From the first notes of “Sweet Transvestite,” accompanied with Curry’s caped Frank-N-Furter descending in an elevator, there is clearly something afoot. “Don’t get strung out by the way I look. Don’t judge a book by its cover,” Frank-N-Furter sings, staccato and full of sass. He’s out to proclaim his presence in this solo. More intriguing is the way Curry embodies Frank-N-Furter. He sways, he stomps, he simpers directly to camera. His features accentuated in sticky drag makeup, pouting for his very square guests, Frank-N-Furter shocks (to his delight). Sontag notes that, “[a]s a taste in persons, Camp responds particularly to the markedly attenuated and to the strongly exaggerated. The androgyne is certainly one of the great images of Camp sensibility…Camp taste draws on a mostly unacknowledged truth of taste: the most refined form of sexual attractiveness…consists in going against the grain of one’s sex. What is most beautiful in virile men is something feminine; what is most beautiful in feminine women is something masculine…”. His camp, queer attractiveness, elevated through his physicalization, draws viewers in even deeper. This is why we love watching him.
Queer positivity triumphs in Rocky Horror from the start. Frank-N-Furter’s immediate clash with Brad mirrors society’s long-standing clash with queerness. Homogenous Brad (who only wants to use the phone, damnit) is left vulnerable to Frank-N-Furter’s sexual frankness and openness. It’s no wonder repressed Janet flies at the chance to escape the confines of tradition when presented the opportunity from the Good Doctor. In the same ways that the delightful horror of Crawford’s repressiveness appeals and sympathizes specifically to the queer viewer, the delightful horror of Frank-N-Furter’s sexual expressiveness appeals and frees the queer viewer.

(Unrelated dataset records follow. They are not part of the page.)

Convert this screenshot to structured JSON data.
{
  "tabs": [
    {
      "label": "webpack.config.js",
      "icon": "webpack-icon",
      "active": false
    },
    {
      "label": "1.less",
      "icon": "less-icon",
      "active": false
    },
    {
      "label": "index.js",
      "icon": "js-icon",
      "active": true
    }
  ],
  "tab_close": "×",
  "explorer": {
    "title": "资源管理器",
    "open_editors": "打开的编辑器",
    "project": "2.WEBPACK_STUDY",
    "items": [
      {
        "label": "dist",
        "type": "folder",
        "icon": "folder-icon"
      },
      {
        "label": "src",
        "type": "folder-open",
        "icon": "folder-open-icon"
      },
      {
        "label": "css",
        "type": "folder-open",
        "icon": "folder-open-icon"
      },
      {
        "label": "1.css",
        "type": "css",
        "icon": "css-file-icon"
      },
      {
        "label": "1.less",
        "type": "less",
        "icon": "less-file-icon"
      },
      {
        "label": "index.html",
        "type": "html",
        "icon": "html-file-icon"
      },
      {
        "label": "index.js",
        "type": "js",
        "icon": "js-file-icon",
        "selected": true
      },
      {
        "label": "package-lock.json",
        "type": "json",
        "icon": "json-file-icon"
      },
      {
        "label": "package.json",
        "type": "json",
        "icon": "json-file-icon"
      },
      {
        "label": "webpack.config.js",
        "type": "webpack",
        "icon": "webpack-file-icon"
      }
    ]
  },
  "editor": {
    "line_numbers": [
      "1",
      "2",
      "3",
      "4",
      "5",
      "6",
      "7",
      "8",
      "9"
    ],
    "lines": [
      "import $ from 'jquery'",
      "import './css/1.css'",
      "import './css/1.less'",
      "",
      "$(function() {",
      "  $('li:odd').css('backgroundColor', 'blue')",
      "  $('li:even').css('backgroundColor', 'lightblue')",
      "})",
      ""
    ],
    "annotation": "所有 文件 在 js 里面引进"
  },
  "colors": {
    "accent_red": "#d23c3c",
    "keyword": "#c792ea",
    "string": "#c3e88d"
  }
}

So, what is it exactly about the fictional Crawford and Frank-N-Furter that makes them campy, queer figureheads to embrace even closer with every repeat viewing? Is it their ephemeral histrionics? Their monstrously made-up faces, contorting to the extremes of human emotion? Their extravagant costumes which they seemingly sink into and become transformed by? It’s all of this and more. It’s the inexplicable, the “I know it when I see it” camp sensibility that keeps them at the top. And damn if it that doesn’t make them two of the best characters in cult film.
Allie Gemmill is a film writer from Tampa, FL. Her previous bylines can be found at Broadly, Bitch Flicks and Little White Lies. She is also the founder and creative director of The Filmme Guild, a feminist film salon dedicated to examining how women shape film and film shapes women. Follow her on Twitter @alliegem.